Stored data entries:
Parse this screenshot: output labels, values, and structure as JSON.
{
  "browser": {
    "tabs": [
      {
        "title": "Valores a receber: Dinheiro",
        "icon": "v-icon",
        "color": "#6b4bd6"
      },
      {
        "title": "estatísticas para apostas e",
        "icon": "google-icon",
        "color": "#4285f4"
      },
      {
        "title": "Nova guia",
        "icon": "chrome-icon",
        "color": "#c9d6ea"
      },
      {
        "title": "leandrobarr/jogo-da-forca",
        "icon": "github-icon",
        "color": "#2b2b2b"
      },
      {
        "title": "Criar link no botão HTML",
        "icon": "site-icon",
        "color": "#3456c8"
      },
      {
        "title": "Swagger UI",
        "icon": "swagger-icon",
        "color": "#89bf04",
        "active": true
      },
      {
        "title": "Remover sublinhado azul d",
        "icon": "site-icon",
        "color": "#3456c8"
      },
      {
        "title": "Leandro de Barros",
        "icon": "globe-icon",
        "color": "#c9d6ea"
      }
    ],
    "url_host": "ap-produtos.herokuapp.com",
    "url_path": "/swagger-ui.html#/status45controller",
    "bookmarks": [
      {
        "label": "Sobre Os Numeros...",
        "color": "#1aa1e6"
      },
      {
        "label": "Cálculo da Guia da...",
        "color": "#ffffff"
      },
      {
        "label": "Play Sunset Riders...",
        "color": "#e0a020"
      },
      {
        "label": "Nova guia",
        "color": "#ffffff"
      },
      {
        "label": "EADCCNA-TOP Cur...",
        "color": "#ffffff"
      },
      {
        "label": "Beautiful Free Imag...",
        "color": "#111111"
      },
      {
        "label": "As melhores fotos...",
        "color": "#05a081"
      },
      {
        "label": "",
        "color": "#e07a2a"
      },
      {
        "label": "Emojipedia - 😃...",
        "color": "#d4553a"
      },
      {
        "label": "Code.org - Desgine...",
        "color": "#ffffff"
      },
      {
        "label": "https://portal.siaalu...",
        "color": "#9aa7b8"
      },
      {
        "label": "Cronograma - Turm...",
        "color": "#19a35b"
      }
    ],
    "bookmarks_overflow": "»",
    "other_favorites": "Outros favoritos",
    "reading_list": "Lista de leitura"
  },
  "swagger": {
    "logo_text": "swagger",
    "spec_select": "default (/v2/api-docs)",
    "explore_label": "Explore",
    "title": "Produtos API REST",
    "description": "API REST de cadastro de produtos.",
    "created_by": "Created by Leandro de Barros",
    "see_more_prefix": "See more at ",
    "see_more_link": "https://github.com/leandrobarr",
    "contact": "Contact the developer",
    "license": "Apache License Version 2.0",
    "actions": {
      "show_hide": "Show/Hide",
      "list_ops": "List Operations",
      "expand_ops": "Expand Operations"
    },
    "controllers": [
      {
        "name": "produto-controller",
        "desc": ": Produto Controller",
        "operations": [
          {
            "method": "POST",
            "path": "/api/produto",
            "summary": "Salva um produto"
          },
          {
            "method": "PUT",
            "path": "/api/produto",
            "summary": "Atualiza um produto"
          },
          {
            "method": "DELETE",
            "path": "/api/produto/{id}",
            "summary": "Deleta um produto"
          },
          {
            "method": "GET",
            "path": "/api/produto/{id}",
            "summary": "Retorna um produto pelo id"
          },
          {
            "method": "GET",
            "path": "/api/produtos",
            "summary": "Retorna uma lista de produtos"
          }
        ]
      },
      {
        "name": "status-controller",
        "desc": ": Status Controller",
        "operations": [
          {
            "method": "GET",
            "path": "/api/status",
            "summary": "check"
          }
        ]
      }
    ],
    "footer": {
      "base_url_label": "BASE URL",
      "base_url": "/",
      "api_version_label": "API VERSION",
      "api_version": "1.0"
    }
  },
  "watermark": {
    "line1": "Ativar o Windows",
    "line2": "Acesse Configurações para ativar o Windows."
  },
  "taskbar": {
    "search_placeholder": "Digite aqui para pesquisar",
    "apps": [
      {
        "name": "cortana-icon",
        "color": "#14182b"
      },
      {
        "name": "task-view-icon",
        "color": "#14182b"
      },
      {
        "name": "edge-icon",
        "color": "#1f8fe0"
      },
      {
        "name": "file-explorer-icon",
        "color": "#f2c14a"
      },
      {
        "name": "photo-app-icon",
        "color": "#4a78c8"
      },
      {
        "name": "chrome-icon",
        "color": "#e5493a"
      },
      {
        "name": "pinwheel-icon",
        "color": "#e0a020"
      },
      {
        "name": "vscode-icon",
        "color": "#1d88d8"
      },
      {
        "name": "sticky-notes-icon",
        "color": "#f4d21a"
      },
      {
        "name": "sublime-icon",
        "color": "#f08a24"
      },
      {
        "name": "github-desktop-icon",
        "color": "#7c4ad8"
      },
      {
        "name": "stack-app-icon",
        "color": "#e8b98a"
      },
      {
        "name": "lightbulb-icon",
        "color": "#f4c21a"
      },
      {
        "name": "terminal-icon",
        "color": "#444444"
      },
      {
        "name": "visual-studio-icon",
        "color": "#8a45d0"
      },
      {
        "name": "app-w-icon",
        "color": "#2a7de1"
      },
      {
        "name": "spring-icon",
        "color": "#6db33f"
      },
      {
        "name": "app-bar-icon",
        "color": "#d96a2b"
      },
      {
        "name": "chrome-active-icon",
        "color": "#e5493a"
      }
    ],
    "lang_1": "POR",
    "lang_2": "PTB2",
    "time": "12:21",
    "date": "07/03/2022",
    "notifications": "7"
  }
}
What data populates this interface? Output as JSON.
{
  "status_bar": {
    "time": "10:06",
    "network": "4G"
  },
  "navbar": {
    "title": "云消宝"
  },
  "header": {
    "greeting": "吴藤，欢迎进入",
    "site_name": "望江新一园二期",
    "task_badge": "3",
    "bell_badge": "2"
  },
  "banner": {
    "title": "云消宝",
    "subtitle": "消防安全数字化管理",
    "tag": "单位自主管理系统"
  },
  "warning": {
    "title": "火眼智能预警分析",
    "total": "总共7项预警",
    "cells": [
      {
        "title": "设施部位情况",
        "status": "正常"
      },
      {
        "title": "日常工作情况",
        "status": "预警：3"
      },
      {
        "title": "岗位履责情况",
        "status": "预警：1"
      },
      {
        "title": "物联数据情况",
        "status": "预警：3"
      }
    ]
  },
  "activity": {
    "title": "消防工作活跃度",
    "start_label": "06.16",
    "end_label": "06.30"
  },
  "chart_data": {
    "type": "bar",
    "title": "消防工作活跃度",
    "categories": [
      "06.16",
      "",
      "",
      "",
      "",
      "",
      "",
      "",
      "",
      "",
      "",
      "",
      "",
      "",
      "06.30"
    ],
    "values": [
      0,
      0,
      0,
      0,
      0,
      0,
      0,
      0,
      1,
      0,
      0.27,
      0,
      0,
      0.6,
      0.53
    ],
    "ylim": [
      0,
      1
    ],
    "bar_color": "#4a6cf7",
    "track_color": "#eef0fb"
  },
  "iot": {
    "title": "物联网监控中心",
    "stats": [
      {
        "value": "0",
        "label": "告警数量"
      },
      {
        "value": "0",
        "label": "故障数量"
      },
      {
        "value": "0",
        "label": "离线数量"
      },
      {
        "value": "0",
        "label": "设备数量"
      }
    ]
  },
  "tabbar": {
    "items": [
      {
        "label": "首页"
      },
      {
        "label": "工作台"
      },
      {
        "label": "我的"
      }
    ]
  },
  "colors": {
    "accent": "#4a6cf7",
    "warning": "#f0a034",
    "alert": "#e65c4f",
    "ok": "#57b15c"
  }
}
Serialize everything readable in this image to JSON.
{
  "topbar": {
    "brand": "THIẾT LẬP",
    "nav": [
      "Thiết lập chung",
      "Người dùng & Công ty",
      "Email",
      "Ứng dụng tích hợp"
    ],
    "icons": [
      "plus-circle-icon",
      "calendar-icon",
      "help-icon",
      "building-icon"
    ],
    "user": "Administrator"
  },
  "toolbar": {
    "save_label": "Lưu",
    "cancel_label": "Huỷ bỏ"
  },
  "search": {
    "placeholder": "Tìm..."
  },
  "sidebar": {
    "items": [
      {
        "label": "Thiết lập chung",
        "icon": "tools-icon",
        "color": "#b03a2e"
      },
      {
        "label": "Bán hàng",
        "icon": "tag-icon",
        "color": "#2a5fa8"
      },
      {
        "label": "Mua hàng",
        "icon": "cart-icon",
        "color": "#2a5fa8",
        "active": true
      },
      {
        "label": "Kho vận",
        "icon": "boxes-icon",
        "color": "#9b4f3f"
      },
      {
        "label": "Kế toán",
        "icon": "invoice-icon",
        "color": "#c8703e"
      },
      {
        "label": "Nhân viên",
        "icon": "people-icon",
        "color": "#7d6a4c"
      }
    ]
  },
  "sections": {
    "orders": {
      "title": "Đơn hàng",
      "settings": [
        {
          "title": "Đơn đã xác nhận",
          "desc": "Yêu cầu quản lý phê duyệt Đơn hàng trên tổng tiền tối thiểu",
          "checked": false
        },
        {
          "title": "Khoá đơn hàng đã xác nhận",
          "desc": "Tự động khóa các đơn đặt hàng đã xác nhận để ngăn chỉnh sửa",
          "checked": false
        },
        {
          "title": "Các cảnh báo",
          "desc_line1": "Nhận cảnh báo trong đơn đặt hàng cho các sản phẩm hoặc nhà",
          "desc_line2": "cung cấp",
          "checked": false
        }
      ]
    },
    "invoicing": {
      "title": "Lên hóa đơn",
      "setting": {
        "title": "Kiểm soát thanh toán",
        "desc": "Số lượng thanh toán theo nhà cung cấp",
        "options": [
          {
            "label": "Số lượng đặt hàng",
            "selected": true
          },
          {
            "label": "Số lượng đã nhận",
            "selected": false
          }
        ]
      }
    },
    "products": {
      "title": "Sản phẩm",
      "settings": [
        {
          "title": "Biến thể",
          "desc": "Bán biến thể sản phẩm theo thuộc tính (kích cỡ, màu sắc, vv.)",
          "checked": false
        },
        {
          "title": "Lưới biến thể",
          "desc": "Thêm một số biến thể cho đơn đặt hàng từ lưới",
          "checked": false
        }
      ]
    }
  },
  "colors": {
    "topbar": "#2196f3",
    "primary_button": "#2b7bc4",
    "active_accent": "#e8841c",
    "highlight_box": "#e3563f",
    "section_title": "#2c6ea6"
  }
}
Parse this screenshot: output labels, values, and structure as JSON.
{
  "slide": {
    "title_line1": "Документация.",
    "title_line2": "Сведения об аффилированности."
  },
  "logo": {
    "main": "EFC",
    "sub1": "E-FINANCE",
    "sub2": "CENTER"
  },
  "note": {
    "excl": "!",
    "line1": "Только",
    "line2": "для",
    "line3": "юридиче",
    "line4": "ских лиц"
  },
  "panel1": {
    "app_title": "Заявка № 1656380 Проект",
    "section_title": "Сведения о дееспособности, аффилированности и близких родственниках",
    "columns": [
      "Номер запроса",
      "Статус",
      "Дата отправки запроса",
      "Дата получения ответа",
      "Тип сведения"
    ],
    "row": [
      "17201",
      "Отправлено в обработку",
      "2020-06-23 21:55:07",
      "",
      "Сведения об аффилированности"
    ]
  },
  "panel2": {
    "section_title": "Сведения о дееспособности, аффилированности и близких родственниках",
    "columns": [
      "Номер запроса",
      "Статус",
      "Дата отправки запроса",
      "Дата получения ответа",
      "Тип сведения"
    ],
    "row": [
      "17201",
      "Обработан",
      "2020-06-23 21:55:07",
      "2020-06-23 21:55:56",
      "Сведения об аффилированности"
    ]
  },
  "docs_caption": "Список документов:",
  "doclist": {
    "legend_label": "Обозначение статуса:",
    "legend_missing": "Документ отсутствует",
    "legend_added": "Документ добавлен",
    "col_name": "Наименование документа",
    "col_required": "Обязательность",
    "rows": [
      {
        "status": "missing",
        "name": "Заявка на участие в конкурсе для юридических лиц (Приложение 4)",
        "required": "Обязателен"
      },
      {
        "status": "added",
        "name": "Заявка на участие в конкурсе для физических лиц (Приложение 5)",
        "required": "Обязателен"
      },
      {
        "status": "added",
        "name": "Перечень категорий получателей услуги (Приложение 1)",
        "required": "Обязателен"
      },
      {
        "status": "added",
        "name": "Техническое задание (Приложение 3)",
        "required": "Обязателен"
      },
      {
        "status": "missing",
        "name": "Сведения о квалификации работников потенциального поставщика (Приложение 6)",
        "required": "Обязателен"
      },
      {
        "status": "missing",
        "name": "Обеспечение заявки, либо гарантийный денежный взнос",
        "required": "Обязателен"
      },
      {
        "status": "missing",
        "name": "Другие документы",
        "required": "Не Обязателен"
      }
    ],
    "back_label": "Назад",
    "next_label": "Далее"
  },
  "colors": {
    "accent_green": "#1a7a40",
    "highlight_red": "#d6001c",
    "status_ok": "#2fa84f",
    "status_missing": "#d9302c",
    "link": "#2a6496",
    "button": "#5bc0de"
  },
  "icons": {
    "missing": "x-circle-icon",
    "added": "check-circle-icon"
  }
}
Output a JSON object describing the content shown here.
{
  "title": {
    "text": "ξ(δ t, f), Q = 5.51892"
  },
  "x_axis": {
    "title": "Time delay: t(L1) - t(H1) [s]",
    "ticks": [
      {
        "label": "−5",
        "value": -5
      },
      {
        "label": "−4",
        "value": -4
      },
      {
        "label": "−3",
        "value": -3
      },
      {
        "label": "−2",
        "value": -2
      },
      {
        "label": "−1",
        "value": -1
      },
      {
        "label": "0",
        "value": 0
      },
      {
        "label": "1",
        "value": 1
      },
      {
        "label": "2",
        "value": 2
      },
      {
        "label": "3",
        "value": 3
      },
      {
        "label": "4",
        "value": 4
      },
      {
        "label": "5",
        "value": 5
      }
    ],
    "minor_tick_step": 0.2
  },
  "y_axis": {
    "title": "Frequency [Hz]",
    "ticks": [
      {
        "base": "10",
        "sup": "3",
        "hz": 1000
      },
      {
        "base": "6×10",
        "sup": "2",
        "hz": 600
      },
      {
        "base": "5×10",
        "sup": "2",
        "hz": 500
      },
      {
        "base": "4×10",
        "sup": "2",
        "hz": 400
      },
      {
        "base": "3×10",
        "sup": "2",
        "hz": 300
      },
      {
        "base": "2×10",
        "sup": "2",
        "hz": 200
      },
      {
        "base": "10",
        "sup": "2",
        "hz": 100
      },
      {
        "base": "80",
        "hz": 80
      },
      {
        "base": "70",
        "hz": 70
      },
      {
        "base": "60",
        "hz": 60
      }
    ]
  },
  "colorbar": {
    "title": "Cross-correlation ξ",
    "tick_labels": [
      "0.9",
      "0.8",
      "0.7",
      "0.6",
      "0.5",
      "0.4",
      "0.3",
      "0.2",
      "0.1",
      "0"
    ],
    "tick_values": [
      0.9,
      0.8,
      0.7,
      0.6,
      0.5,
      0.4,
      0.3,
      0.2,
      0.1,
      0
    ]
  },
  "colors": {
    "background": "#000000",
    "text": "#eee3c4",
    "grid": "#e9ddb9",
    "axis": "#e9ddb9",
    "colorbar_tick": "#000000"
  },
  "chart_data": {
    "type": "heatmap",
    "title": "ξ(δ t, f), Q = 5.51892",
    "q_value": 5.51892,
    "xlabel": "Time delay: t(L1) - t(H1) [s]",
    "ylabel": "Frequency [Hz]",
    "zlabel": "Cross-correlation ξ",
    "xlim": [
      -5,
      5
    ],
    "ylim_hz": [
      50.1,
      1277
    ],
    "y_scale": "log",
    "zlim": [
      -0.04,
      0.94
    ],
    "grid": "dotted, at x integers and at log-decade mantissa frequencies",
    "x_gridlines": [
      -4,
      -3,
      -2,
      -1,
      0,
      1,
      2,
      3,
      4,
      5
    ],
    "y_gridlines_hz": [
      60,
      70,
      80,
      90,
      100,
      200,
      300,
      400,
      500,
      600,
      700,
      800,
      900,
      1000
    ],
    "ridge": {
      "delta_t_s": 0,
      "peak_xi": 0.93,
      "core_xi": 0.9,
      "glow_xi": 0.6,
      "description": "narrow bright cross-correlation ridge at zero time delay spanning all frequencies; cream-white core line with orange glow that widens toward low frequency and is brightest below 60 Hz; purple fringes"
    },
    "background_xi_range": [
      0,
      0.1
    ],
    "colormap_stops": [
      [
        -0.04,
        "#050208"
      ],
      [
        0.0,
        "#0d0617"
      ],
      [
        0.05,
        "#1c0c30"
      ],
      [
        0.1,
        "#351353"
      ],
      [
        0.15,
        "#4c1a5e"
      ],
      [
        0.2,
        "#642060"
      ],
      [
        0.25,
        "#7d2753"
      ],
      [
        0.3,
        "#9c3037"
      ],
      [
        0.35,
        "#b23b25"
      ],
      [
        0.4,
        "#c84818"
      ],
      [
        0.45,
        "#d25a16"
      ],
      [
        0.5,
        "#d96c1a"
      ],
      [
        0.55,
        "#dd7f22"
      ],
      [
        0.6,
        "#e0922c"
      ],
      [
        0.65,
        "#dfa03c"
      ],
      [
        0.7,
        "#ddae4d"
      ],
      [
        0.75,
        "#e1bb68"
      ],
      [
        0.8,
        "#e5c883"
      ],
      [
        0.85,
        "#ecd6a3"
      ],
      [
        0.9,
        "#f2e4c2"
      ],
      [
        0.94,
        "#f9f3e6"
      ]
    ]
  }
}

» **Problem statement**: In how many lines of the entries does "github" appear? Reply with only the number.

» **Result of this task**: 3